1 No one has ever seen this issue. You’re alone and no one cares.
2 Everyone has seen this issue. No one from the company believes everyone. You’re with a crowd and no one cares.
Sadly, both of these scenarios ended in one feeling. Software doesn’t work and no one cares.”
He summed up by asking why the situation was so bad and stating that he knew we could do better.
He is right! We can and should do better.
Here are the immediate things that I have experienced over the last week:
Setting up an Amazon Dot. The setup wizard in the Android app did not work and I had to Google to find alternative web-based setup mechanism.
The official Reddit android app has the power to reboot my phone randomly.
After reinstalling Windows and running the setup for Dropbox on a data drive, it did not resync the existing directories. It instead installed the Dropbox directories within the existing directories.
The Great Suspender Chrome add in regularly loses the original page I suspended.
My son’s iPhone refuses to keep a particular wifi password. It only affects one network and doesn’t do it for any other network.
Outlook configured with Google App Sync has stopped searching email. This could be Windows related as it has affected my whole team.
tmux has stopped working at all on my Arch laptop. It appears to be related to a screwed up locale which occurred during an update.
So what has improved over the last 5 years? On the face of it, not a lot. Who is to blame? Everyone! Users need to be much more demanding and less forgiving. Product teams need to do a much better job to meet the increased user expectations.
Why is it that modern software company’s feel they can release untested and sub par products? Where is the pride in the companies and teams that build apps and services? Would we accept this quality from a firm of Architects? “Yes, I know there is a door in the wall but it doesn’t open. You will have to climb in through the window”. There would be an outcry.
Why do users feel unable to report issues and head to Stack Overflow or other support sites instead? Do company’s distance themselves once their app or service is released? Why do company’s not watch the support sites like Stack Overflow? Or do they and they disregard everything but the most damaging (security exploits etc).
The following four reasons are key to the problem:
Pace of development. There is a very real need to develop increasingly difficult software fast. Not just quickly but really really fast. Competitive advantage, proving an MVP for funding, adding a killer new feature. In the past, I have often been asked to start a new feature while wrapping up the current one.

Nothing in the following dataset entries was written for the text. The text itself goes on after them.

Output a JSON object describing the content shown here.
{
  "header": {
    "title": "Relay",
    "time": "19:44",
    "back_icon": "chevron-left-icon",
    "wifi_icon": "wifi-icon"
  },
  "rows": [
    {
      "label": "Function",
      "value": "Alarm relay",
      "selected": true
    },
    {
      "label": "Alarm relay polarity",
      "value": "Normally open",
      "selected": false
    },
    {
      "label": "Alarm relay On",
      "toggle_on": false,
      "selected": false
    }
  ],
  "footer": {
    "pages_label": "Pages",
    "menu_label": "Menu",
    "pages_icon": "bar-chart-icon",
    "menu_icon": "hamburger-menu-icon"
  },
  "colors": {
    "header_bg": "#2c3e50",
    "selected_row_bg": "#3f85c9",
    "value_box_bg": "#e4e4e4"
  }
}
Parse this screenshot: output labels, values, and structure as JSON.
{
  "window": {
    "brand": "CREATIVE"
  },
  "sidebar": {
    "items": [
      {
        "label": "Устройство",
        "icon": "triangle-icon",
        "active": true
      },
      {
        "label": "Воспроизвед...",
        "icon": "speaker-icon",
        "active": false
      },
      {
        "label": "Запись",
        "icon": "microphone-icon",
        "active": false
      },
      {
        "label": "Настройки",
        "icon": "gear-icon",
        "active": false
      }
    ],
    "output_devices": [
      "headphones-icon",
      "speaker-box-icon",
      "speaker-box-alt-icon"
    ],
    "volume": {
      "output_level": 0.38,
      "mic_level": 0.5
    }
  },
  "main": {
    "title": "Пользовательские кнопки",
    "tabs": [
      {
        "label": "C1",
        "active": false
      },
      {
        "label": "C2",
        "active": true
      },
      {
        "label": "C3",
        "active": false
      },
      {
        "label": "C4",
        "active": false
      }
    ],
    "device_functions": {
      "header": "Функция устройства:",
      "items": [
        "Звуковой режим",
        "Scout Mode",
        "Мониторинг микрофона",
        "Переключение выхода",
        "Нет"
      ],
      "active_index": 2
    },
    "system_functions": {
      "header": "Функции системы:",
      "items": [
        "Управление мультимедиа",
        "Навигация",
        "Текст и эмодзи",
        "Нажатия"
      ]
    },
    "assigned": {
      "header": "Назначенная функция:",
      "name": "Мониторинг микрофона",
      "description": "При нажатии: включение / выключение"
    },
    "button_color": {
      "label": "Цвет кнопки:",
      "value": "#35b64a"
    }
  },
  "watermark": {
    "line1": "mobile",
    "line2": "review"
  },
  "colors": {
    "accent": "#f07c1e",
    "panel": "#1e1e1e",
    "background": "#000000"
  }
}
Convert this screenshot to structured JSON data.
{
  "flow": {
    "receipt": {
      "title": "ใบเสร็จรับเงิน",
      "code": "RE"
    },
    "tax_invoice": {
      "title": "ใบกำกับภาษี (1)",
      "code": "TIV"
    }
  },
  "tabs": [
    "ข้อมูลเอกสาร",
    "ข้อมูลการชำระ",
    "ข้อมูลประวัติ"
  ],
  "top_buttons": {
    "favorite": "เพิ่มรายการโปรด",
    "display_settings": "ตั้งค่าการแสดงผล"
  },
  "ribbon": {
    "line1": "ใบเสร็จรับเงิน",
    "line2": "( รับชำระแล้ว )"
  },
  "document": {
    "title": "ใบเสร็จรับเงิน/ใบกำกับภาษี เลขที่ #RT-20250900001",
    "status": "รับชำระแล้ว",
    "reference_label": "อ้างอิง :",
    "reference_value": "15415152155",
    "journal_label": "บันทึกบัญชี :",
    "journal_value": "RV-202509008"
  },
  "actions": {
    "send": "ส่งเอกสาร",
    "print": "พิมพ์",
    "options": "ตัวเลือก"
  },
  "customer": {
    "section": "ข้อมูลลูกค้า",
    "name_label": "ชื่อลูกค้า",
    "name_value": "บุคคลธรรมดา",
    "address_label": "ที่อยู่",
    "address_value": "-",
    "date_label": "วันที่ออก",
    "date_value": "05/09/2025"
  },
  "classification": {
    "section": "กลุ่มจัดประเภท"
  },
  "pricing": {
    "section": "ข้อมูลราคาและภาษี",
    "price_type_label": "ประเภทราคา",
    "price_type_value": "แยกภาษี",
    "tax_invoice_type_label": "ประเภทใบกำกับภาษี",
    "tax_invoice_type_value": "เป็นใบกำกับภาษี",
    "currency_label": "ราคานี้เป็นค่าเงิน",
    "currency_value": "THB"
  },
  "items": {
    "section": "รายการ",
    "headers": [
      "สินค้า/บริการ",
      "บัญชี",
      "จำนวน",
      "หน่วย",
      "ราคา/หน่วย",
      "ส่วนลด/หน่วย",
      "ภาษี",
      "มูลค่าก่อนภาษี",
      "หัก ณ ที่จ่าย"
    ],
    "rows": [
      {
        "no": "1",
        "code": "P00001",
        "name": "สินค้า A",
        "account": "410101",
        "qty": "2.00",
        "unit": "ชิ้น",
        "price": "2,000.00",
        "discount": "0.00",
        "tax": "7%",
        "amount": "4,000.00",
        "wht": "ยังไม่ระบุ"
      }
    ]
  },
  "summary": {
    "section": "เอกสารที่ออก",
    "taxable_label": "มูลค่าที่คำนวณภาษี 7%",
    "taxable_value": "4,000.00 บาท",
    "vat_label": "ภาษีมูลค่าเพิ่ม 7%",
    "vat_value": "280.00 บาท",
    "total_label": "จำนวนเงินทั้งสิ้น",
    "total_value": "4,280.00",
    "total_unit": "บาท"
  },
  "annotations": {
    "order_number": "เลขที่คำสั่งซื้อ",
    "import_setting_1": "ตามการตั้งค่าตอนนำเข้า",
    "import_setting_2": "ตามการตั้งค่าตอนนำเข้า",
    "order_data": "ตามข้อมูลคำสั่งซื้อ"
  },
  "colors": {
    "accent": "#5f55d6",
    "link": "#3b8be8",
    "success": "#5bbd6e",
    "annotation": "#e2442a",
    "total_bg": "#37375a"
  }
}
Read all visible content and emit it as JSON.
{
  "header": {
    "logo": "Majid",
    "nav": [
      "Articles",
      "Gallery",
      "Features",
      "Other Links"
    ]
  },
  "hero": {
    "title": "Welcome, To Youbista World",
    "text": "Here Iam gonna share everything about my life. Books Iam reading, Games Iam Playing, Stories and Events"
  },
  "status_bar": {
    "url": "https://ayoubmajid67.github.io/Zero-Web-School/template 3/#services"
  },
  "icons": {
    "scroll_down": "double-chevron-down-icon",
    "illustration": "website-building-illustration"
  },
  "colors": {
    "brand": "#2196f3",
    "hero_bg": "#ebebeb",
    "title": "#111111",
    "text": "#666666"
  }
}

Quality Assurance. Tester’s, Quality Analysts, call them what you will. They are the missing members of too many development teams. Yes, we have automated tests and they are great. They are also written by the developers. True quality assurance is an art form. They should in place as early in your development teams existence as possible. Arguing that the business team can test the features they requested is not right on many levels. Firstly, most non-product team members will only ever test the Happy Path. Secondly, testing should not be an “also responsibility” for someone. It should be their primary focus and they should be given the time to focus on it.
Too many targets. Desktop, web or phone? OS? Runtime? Web Server? Database Server? There are many possible options and teams test against a limited combination of hardware and software stacks. How many times do you hear “it works ok on xyz ….” I do not really care if I run jkl ….
Conflicting implementations. A standard is a standard. If you are going to implement it then do so in whole or not at all. Do not bend it to suit your corporate will or advantage. This relates much more to web browsers and their conflicting implementations. We are in 2017 which makes it more laughable.
This is a serious issue that needs addressing. Nothing has improved in the lat 5 years. With the wider adoption of AI and AR on the horizon do we want quality and reliability to still be an issue in 5 years time?